| Records shown |
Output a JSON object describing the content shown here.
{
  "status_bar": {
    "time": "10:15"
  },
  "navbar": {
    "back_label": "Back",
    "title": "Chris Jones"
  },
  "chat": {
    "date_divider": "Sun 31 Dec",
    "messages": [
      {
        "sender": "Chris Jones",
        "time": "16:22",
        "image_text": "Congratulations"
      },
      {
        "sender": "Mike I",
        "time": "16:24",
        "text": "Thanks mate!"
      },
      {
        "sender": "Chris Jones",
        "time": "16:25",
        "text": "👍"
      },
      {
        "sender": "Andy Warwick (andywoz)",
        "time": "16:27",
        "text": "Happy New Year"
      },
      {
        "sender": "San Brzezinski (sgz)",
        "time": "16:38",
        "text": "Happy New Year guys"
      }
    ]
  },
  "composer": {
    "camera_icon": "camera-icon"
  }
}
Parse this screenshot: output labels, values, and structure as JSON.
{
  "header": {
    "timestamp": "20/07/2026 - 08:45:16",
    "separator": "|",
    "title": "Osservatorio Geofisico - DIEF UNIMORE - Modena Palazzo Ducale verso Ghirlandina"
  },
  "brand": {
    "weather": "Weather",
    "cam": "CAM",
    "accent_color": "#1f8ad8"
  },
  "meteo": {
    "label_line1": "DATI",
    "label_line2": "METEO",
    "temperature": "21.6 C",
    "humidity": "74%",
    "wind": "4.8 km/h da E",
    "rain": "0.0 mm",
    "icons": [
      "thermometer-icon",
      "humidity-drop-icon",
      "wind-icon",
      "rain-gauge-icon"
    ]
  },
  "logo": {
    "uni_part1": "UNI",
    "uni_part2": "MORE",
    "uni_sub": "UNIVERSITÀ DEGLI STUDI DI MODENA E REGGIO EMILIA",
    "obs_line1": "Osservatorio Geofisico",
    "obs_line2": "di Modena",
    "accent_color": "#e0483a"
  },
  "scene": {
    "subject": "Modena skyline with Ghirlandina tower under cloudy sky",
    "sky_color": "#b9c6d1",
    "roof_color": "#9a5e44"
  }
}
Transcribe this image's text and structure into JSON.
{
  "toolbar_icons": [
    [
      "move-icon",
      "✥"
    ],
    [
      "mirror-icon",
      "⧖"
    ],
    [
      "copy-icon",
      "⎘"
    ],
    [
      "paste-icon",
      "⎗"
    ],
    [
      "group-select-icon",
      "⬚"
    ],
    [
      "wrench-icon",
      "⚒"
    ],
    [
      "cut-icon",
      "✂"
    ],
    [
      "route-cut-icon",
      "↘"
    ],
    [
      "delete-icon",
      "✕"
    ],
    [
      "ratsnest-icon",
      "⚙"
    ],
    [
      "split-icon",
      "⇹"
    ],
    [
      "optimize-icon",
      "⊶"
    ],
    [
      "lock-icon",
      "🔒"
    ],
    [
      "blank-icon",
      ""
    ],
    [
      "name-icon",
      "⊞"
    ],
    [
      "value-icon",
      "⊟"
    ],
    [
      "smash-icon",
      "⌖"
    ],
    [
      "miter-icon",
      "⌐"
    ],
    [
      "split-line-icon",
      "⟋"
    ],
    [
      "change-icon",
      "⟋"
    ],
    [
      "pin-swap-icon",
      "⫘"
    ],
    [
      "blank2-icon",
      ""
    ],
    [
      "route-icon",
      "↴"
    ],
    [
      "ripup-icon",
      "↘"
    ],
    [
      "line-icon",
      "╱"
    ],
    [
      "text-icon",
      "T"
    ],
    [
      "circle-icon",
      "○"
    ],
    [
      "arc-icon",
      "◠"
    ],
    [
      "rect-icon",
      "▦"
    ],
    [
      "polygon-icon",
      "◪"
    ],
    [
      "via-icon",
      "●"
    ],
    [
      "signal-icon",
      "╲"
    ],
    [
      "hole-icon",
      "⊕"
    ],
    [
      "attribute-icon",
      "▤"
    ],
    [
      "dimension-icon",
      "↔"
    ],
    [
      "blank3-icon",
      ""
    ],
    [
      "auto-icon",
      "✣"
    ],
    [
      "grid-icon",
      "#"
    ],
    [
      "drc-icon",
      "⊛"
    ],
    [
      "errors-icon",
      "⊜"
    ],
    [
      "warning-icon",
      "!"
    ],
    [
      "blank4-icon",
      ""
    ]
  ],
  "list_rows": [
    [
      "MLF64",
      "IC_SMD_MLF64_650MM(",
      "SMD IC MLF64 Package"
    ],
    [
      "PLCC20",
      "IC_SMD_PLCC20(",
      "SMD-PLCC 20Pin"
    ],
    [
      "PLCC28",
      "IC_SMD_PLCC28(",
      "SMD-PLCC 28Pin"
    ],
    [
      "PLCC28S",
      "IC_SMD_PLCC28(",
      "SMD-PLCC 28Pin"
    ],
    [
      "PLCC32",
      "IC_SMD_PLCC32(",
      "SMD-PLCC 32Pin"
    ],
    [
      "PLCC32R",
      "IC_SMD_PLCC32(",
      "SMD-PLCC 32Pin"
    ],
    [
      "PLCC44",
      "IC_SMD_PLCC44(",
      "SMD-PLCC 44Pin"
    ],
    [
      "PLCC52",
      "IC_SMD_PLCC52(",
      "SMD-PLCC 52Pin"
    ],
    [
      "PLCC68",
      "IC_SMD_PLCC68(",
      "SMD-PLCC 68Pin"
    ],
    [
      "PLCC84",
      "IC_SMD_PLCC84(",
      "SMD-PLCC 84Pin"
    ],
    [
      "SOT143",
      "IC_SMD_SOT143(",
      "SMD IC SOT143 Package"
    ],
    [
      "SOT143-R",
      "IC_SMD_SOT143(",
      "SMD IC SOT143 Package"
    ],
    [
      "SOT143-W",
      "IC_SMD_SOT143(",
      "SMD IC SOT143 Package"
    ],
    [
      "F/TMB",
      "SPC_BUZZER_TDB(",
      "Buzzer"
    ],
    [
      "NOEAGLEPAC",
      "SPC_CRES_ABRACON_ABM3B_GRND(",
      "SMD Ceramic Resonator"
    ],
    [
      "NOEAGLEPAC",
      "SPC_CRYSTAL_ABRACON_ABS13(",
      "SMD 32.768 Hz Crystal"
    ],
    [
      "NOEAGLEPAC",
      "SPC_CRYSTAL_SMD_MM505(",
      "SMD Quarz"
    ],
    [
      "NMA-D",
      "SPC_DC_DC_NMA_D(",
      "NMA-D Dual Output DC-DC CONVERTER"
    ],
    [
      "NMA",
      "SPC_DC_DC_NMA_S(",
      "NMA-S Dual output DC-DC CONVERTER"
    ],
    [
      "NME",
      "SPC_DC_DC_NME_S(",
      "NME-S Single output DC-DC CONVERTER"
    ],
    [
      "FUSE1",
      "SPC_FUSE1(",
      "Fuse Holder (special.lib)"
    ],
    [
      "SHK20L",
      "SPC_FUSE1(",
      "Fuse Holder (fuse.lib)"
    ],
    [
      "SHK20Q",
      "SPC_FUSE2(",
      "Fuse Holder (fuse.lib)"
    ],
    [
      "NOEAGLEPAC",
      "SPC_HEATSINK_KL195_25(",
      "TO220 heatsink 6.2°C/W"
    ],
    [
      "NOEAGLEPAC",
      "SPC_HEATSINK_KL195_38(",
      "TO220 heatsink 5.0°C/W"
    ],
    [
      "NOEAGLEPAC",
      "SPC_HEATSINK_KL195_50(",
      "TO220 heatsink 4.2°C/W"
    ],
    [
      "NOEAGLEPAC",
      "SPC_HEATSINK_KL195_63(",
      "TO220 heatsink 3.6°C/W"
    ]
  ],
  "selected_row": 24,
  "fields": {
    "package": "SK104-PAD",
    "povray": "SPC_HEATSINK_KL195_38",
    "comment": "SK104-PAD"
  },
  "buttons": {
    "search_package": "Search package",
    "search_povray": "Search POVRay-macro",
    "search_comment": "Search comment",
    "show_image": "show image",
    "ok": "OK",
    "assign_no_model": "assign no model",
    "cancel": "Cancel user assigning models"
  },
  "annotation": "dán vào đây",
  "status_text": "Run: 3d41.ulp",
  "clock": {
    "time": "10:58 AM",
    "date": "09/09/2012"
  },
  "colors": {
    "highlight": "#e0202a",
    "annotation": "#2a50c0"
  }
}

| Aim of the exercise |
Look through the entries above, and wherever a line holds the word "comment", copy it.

| Output for this exercise |
    "comment": "SK104-PAD"
    "search_comment": "Search comment",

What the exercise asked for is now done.